stig·ma /ˈstiɡmə/ —from the Greek, a mark made with a pointed instrument.
I’ve been thinking about the ways in which people stigmatize people with mental illnesses a lot in the past few days. This is not because the idea got stuck on the Mobius Strip in my brain, and I can’t let go of it. Eh, who am I kidding? Of course that’s that reason. But at least I had a couple good catalysts.
First of all, a friend of mine in San Antonio was going on a Walkathon for NAMI, the National Alliance of Mental Illness, a group dedicated to fighting the stigma of mental illness. She’s a good person, and it was heartening to learn she was doing this.
The second reason was a flood of pictures on Facebook from a former friend’s birthday party. Each time a picture of a current beloved friend embracing this ex-friend came down my feed, and before I could delete it, I wanted to scream, “How could you betray me? Don’t you know how awful this [person]* was to me? I see your embrace of him as a rejection of me.” Then I would jump up and down, pointing and screaming at the computer, “J’accuse! J’accuse!”

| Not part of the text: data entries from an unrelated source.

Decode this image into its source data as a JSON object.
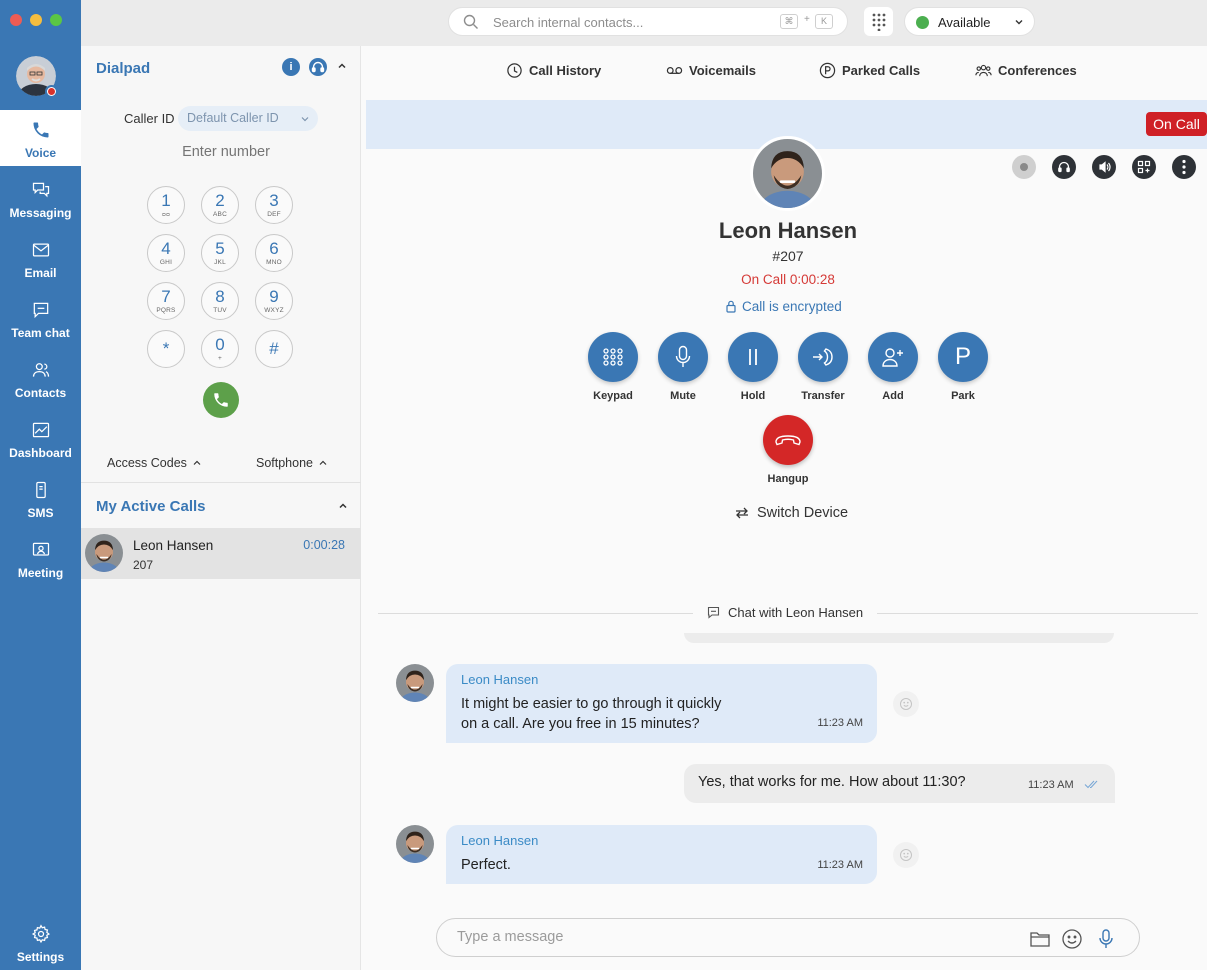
{
  "nav": {
    "items": [
      {
        "label": "Voice",
        "icon": "phone-icon"
      },
      {
        "label": "Messaging",
        "icon": "chat-bubbles-icon"
      },
      {
        "label": "Email",
        "icon": "envelope-icon"
      },
      {
        "label": "Team chat",
        "icon": "speech-bubble-icon"
      },
      {
        "label": "Contacts",
        "icon": "people-icon"
      },
      {
        "label": "Dashboard",
        "icon": "chart-icon"
      },
      {
        "label": "SMS",
        "icon": "mobile-icon"
      },
      {
        "label": "Meeting",
        "icon": "meeting-icon"
      }
    ],
    "settings": "Settings"
  },
  "topbar": {
    "search_placeholder": "Search internal contacts...",
    "shortcut_cmd": "⌘",
    "shortcut_plus": "+",
    "shortcut_key": "K",
    "status": "Available"
  },
  "dialpad": {
    "title": "Dialpad",
    "info_icon": "i",
    "caller_id_label": "Caller ID",
    "caller_id_value": "Default Caller ID",
    "number_placeholder": "Enter number",
    "keys": [
      {
        "d": "1",
        "l": "ᴑᴑ"
      },
      {
        "d": "2",
        "l": "ABC"
      },
      {
        "d": "3",
        "l": "DEF"
      },
      {
        "d": "4",
        "l": "GHI"
      },
      {
        "d": "5",
        "l": "JKL"
      },
      {
        "d": "6",
        "l": "MNO"
      },
      {
        "d": "7",
        "l": "PQRS"
      },
      {
        "d": "8",
        "l": "TUV"
      },
      {
        "d": "9",
        "l": "WXYZ"
      },
      {
        "d": "*",
        "l": ""
      },
      {
        "d": "0",
        "l": "+"
      },
      {
        "d": "#",
        "l": ""
      }
    ],
    "access_codes": "Access Codes",
    "softphone": "Softphone"
  },
  "active_calls": {
    "title": "My Active Calls",
    "items": [
      {
        "name": "Leon Hansen",
        "ext": "207",
        "duration": "0:00:28"
      }
    ]
  },
  "tabs": {
    "call_history": "Call History",
    "voicemails": "Voicemails",
    "parked_calls": "Parked Calls",
    "conferences": "Conferences"
  },
  "call": {
    "badge": "On Call",
    "name": "Leon Hansen",
    "ext": "#207",
    "status": "On Call 0:00:28",
    "encrypted": "Call is encrypted",
    "actions": {
      "keypad": "Keypad",
      "mute": "Mute",
      "hold": "Hold",
      "transfer": "Transfer",
      "add": "Add",
      "park": "Park",
      "park_glyph": "P",
      "hangup": "Hangup"
    },
    "switch_device": "Switch Device"
  },
  "chat": {
    "header": "Chat with Leon Hansen",
    "messages": [
      {
        "from": "Leon Hansen",
        "line1": "It might be easier to go through it quickly",
        "line2": "on a call. Are you free in 15 minutes?",
        "time": "11:23 AM"
      },
      {
        "from": "me",
        "text": "Yes, that works for me. How about 11:30?",
        "time": "11:23 AM"
      },
      {
        "from": "Leon Hansen",
        "text": "Perfect.",
        "time": "11:23 AM"
      }
    ],
    "composer_placeholder": "Type a message"
  },
  "colors": {
    "brand": "#3a77b4",
    "on_call_red": "#cf2026",
    "available_green": "#4caf50",
    "call_green": "#5da04a"
  }
}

[*Trust me, I came up with some pretty good, really descriptive, devastatingly cutting epithets for this person, but upon editing they all seemed as petty as him. So, I just reduced him to generic “person.” Trust me, if I could find something more boring I would.]
Luckily, I had the wherewithal all Sunday afternoon to practice my Cognitive Behavioral Therapy. While the immediate response going through my head may be that these friends of mine must obviously hate me as much as this [person] hates on me, the more rational response is that people like a party; that they don’t know how this [person] rejected me overnight in the coldest manner possible; and that people can’t be expected to take my warped and crushed feelings into account every time they pose for a picture.
Yet, the stigma of people being assholes towards the mentally ill is not the most insidious kind of stigma. Trust me, I could write volumes on how this [person] (and his boyfriend) erased me from their lives because they thought a coping mechanism of mine –when stressed I find a quiet place to shadow box a wall, a very private action –was directed at them. Or I could write about how another ex-friend –God, I so want to name names here –shut me out of his life after I called him on the phone looking for a friendly voice to talk to during a period of heavy stress, saying that the had to cut me off because he was worried I was too much of a suicide risk. Or, heck, I could talk about the guy a bar last week who, after asking why I was wearing long pants on a warm night, got flustered when I answered him honestly: “My cargo shorts were covered in deadly Cheetos dust.”
“I don’t know how to respond to that,” he said as he backed away like I was stroking a king cobra.
No, the worst stigmatizers are the ones who think they are helping you. Continue reading Stigmata by notecards